My name is Heather Lawson, I decided to become a Nurse following in the steps of my mum who initially trained as a nurse and started my nursing career in 1993 as a Carer at a local care home to learn the basics of the job while going to college to gain the necessary qualifications to get into university to do my training.
I very quickly in 1994 progressed to working at North Tyneside General Hospital as an Auxiliary nurse on Ward 4 and within theatres for a short time. I loved the fast-paced environment of Orthopaedics and the diversity of the patients on the ward as both trauma and electives were nursed together on the ward. A few years of working in this environment, I started my nurse training and continued to work on the ward alongside this building on my skills I was learning during my training. The Ward Sister was extremely supportive and encouraged me to succeed in my training and really inspired me to do well. This ethos of support has stayed with me throughout and I now like to think I offer that same support and encouragement to students and colleagues I deal with in my current role.
Over my 29 year career I worked in a variety of settings such as General Surgery, Orthopaedics, Endoscopy, NHS Direct and now Infection Prevention and Control. I love the diversity of nursing and helping the public at some of their most difficult times and making their life a little easier. It is an honour and privilege to be a nurse and more so since the pandemic when Infection Prevention and Control was at the forefront of the global pandemic, aiming to keep everyone both staff, patients and the wider community as safe as possible. This has been extremely challenging for us all however with good leadership and support from the team we have all risen to the challenge!

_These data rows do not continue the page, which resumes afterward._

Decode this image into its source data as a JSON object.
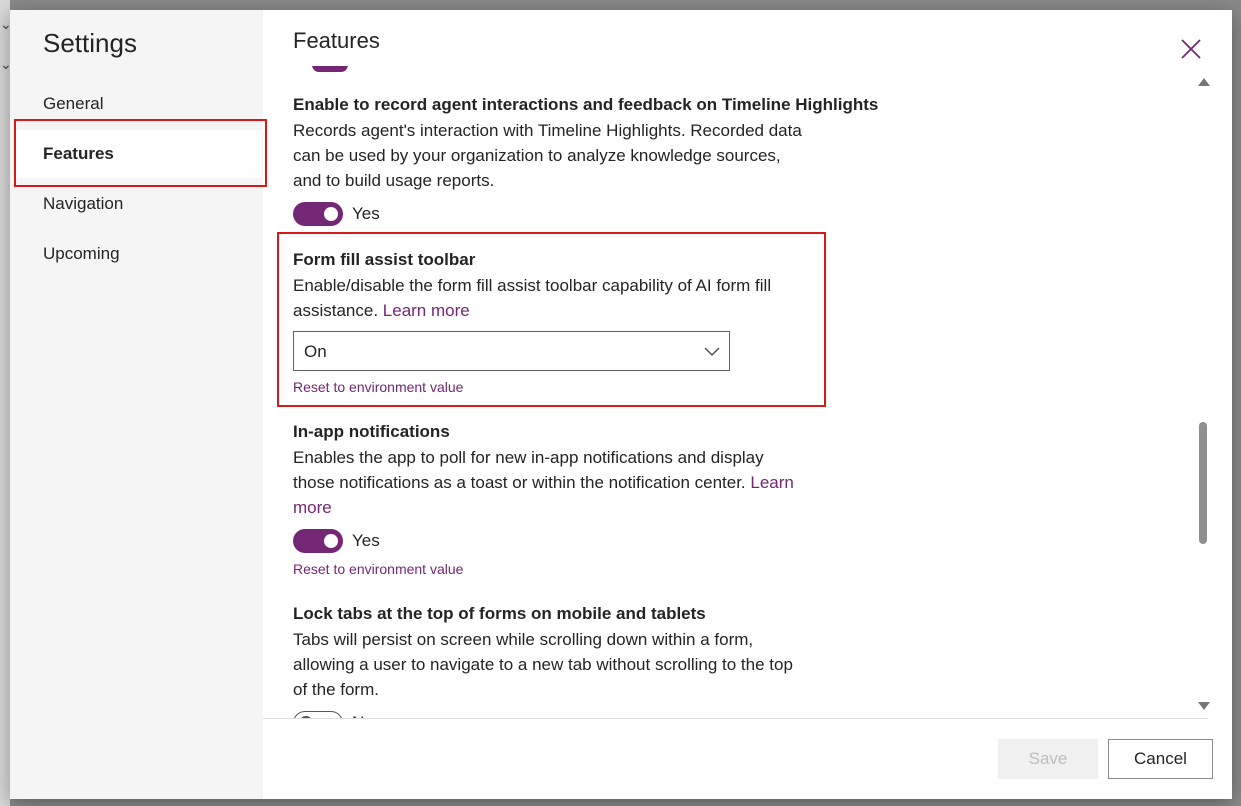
{
  "sidebar": {
    "title": "Settings",
    "items": [
      {
        "label": "General"
      },
      {
        "label": "Features"
      },
      {
        "label": "Navigation"
      },
      {
        "label": "Upcoming"
      }
    ],
    "active_item": "Features"
  },
  "main": {
    "title": "Features",
    "settings": [
      {
        "title": "Enable to record agent interactions and feedback on Timeline Highlights",
        "description": "Records agent's interaction with Timeline Highlights. Recorded data can be used by your organization to analyze knowledge sources, and to build usage reports.",
        "toggle_on": true,
        "toggle_label": "Yes"
      },
      {
        "title": "Form fill assist toolbar",
        "description": "Enable/disable the form fill assist toolbar capability of AI form fill assistance.",
        "link": "Learn more",
        "select_value": "On",
        "reset_label": "Reset to environment value"
      },
      {
        "title": "In-app notifications",
        "description": "Enables the app to poll for new in-app notifications and display those notifications as a toast or within the notification center.",
        "link": "Learn more",
        "toggle_on": true,
        "toggle_label": "Yes",
        "reset_label": "Reset to environment value"
      },
      {
        "title": "Lock tabs at the top of forms on mobile and tablets",
        "description": "Tabs will persist on screen while scrolling down within a form, allowing a user to navigate to a new tab without scrolling to the top of the form.",
        "toggle_on": false,
        "toggle_label": "No"
      }
    ]
  },
  "footer": {
    "save_label": "Save",
    "cancel_label": "Cancel"
  },
  "colors": {
    "accent": "#742774",
    "highlight_box": "#d7191c"
  },
  "icons": {
    "close": "close-icon",
    "dropdown": "chevron-down-icon"
  }
}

I have witnessed a lot of changes in nursing since I started however the support and camaraderie of colleagues, organisation and the joy of delivering safe high-quality care to patients doesn’t change.